In the same pot, cook the onion, garlic, and oil over low heat until translucent, about 5 minutes. Add the tomatoes, salt, chili flakes, and pepper. Bring the mixture to a boil. Reduce the heat to a simmer and cook down for 20 to 30 minutes, or until it's a sauce consistency. Add the lemon juice, capers, and olives. Season as needed with salt and pepper.
Ladle the sauce into hot jars, leaving ¼ inch headspace. Check for air bubbles, wipe the rims, and seal. Process for 15 minutes, adjusting for elevation.
Yield: 4 pints
Tomato Canning Extravaganza!
Sunday, August 12, 2012, 9:00 am
Sunday, August 12, 2012, 11:30 am
Sunday, August 12, 2012, 2:00 pm
Uptown Kitchen - 423 Norwood SE

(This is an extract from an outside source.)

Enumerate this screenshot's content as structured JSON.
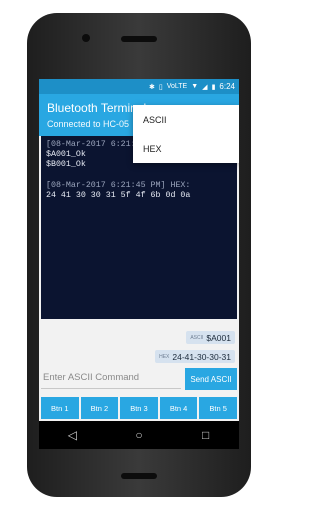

If you've never canned before, or are looking for more delicious tomato sauce recipes, join Anja Mast of Trillium Haven Farm and the farm's "canning specialist" Mindy Hamstra for this canning extravaganza. Learn about the different varieties of tomatoes, sauces, the ins-and-outs of actual cooking and canning the sauces, and finally, get to taste some of Trillium Haven Farm's very favorite recipes. Participants will take home a pint of stewed tomatoes and the best canned tomato sauce recipes. Each class is limited to 20 participants. Register at www.grpl.org/register